[[ Supplied records, beginning ]]

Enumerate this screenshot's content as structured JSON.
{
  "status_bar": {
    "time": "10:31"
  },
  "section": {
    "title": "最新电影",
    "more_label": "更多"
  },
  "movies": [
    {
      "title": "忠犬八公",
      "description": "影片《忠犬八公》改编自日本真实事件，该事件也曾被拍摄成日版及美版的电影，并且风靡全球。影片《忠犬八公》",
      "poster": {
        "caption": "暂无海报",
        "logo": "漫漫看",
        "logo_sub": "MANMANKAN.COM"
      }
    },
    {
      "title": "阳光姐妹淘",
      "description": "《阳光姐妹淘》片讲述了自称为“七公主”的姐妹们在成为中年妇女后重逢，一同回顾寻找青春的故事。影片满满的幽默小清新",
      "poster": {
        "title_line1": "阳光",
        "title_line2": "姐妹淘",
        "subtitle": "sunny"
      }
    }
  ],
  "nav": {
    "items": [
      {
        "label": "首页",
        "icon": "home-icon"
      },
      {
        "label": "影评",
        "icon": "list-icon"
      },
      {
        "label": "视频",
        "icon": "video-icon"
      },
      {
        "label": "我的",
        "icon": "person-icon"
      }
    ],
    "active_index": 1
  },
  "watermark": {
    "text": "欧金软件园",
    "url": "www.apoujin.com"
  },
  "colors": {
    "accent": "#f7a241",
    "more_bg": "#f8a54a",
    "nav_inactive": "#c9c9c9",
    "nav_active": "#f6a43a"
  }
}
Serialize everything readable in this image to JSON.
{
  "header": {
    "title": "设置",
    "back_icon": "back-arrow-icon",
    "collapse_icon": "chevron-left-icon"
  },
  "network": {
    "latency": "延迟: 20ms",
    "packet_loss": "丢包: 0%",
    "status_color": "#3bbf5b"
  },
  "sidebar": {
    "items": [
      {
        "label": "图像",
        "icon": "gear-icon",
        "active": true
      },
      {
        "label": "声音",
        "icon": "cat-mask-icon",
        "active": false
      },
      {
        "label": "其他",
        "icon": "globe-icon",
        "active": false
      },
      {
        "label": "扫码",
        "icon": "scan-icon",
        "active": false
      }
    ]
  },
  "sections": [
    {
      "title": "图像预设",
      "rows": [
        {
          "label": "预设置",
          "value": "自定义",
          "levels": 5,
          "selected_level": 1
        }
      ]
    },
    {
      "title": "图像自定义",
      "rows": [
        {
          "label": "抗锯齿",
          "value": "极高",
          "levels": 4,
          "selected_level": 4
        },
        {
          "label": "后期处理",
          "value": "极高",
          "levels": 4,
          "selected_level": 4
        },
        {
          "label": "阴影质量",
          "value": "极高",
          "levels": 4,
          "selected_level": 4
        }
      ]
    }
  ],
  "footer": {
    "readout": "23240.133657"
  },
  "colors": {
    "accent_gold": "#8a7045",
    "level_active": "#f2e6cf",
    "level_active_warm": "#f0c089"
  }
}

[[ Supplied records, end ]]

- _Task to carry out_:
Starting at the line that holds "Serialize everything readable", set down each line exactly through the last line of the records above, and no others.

- _Reply_:
Serialize everything readable in this image to JSON.
{
  "header": {
    "title": "设置",
    "back_icon": "back-arrow-icon",
    "collapse_icon": "chevron-left-icon"
  },
  "network": {
    "latency": "延迟: 20ms",
    "packet_loss": "丢包: 0%",
    "status_color": "#3bbf5b"
  },
  "sidebar": {
    "items": [
      {
        "label": "图像",
        "icon": "gear-icon",
        "active": true
      },
      {
        "label": "声音",
        "icon": "cat-mask-icon",
        "active": false
      },
      {
        "label": "其他",
        "icon": "globe-icon",
        "active": false
      },
      {
        "label": "扫码",
        "icon": "scan-icon",
        "active": false
      }
    ]
  },
  "sections": [
    {
      "title": "图像预设",
      "rows": [
        {
          "label": "预设置",
          "value": "自定义",
          "levels": 5,
          "selected_level": 1
        }
      ]
    },
    {
      "title": "图像自定义",
      "rows": [
        {
          "label": "抗锯齿",
          "value": "极高",
          "levels": 4,
          "selected_level": 4
        },
        {
          "label": "后期处理",
          "value": "极高",
          "levels": 4,
          "selected_level": 4
        },
        {
          "label": "阴影质量",
          "value": "极高",
          "levels": 4,
          "selected_level": 4
        }
      ]
    }
  ],
  "footer": {
    "readout": "23240.133657"
  },
  "colors": {
    "accent_gold": "#8a7045",
    "level_active": "#f2e6cf",
    "level_active_warm": "#f0c089"
  }
}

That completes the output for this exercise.